January 26, 2022
by Dan McCue
House Democrats Release Mammoth Plan for Boosting Competition With China

WASHINGTON — House Democrats late Tuesday night released the America COMPETES Act, a mammoth, 2,912-page bill aimed at boosting high... Read More

WASHINGTON — House Democrats late Tuesday night released the America COMPETES Act, a mammoth, 2,912-page bill aimed at boosting high tech research and ending, once and for all, the semiconductor crisis that has caused rippling supply chain disruptions and put a serious, if temporary, crimp on... Read More

January 26, 2022
by Alexa Hornbeck
Village Designed for People With Dementia Reforms Traditional Nursing Homes

WEESP, Netherlands — Thirty years ago, the Hogeweyk stood as a four-story tower operating as a traditional nursing home in... Read More

WEESP, Netherlands — Thirty years ago, the Hogeweyk stood as a four-story tower operating as a traditional nursing home in an industrial area about 17 miles outside of central Amsterdam in the Netherlands.  “The way we delivered care back then, we weren’t happy with the outcomes,... Read More

January 26, 2022
by Dan McCue
Justice Stephen Breyer to Retire From Supreme Court
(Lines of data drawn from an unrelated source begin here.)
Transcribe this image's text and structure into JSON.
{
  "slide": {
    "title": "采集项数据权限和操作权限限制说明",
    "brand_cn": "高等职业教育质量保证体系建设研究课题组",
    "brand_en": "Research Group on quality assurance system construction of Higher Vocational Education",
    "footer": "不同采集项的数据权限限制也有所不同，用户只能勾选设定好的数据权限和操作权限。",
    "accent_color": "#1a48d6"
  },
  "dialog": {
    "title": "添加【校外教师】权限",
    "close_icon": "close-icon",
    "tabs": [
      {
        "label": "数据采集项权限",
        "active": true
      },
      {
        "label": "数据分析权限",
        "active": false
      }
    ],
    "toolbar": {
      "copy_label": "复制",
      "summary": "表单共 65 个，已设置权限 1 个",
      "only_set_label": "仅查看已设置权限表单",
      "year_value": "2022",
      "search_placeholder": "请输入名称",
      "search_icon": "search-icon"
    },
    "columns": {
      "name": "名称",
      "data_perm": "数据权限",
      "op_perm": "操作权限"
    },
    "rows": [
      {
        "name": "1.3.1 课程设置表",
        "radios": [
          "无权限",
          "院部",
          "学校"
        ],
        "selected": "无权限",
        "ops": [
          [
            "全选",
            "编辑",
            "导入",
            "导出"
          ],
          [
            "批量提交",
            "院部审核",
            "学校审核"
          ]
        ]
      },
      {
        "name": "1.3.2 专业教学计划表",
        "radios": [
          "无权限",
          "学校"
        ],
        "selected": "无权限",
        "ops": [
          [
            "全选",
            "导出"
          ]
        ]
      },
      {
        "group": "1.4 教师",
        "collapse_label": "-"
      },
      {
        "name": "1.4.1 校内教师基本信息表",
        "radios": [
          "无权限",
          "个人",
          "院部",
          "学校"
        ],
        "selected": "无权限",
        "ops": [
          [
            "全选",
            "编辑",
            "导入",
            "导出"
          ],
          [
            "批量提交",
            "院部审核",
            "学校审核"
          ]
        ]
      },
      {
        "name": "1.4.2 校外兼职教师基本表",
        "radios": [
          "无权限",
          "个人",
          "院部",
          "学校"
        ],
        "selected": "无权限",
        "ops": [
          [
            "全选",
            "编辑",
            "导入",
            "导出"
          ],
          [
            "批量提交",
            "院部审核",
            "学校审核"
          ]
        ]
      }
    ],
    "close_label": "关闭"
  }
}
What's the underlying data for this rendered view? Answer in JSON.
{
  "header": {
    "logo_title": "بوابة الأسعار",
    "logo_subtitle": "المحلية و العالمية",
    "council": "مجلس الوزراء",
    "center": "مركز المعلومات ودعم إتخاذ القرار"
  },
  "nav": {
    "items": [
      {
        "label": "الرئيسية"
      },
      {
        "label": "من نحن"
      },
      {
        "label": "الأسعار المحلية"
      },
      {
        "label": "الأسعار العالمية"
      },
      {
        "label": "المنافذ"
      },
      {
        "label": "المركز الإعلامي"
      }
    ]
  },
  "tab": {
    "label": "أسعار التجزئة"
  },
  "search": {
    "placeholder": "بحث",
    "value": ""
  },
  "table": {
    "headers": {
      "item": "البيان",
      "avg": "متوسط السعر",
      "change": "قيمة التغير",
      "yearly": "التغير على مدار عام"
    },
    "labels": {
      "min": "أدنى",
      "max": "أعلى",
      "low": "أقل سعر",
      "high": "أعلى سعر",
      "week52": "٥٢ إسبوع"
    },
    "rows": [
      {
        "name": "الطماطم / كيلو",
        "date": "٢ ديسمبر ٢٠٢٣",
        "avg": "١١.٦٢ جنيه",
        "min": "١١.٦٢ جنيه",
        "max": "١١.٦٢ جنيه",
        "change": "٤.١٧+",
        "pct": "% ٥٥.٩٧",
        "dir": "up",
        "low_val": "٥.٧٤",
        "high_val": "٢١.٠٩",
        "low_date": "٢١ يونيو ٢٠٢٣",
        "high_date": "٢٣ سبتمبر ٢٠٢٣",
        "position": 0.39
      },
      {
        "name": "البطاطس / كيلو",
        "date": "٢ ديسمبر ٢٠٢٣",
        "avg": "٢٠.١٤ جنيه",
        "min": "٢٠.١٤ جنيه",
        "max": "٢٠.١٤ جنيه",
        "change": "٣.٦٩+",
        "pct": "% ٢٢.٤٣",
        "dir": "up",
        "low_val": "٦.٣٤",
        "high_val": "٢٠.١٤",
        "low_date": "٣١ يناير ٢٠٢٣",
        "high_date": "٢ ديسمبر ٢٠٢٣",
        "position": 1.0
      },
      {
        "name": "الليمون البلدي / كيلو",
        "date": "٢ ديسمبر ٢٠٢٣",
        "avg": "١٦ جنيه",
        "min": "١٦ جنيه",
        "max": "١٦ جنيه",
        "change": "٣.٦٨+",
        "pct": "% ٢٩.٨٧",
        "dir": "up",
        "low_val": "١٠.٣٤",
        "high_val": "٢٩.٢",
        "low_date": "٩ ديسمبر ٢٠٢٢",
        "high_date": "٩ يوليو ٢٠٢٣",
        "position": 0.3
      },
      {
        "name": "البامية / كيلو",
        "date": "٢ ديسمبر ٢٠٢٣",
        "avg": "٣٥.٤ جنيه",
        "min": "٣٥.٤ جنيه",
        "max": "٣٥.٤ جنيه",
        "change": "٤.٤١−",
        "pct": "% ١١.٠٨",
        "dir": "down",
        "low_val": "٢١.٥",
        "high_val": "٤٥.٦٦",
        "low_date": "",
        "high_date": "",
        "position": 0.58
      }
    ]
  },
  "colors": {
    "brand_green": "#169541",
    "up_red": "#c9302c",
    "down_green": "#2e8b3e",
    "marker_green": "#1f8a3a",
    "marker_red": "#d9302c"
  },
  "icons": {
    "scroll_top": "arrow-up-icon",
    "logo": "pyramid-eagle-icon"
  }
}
WASHINGTON — Justice Stephen Breyer, a pragmatic liberal who has served on the Supreme Court for nearly 28 years, is... Read More

WASHINGTON — Justice Stephen Breyer, a pragmatic liberal who has served on the Supreme Court for nearly 28 years, is expected to inform the White House today that he plans to step down at the end of this term. Pete Williams of NBC News was the... Read More

January 26, 2022
by Alexa Hornbeck
HHS Awards Grants to Help Reduce Health Care Provider Burnout

WASHINGTON — The U.S. Department of Health and Human Services, through the Health Resources and Services Administration, awarded $103 million... Read More

WASHINGTON — The U.S. Department of Health and Human Services, through the Health Resources and Services Administration, awarded $103 million in American Rescue Plan Funds to 45 grantees to help reduce health care provider burnout and promote mental health and wellness among the health care workforce.... Read More

EPA Acts on Environmental Justice in Three Gulf Coast States

WASHINGTON (AP) — The Environmental Protection Agency is taking a series of enforcement actions to address air pollution, unsafe drinking... Read More

WASHINGTON (AP) — The Environmental Protection Agency is taking a series of enforcement actions to address air pollution, unsafe drinking water and other problems afflicting minority communities in three Gulf Coast states, following a “Journey to Justice” tour by Administrator Michael Regan last fall. The agency will conduct... Read More

News From The Well
scroll top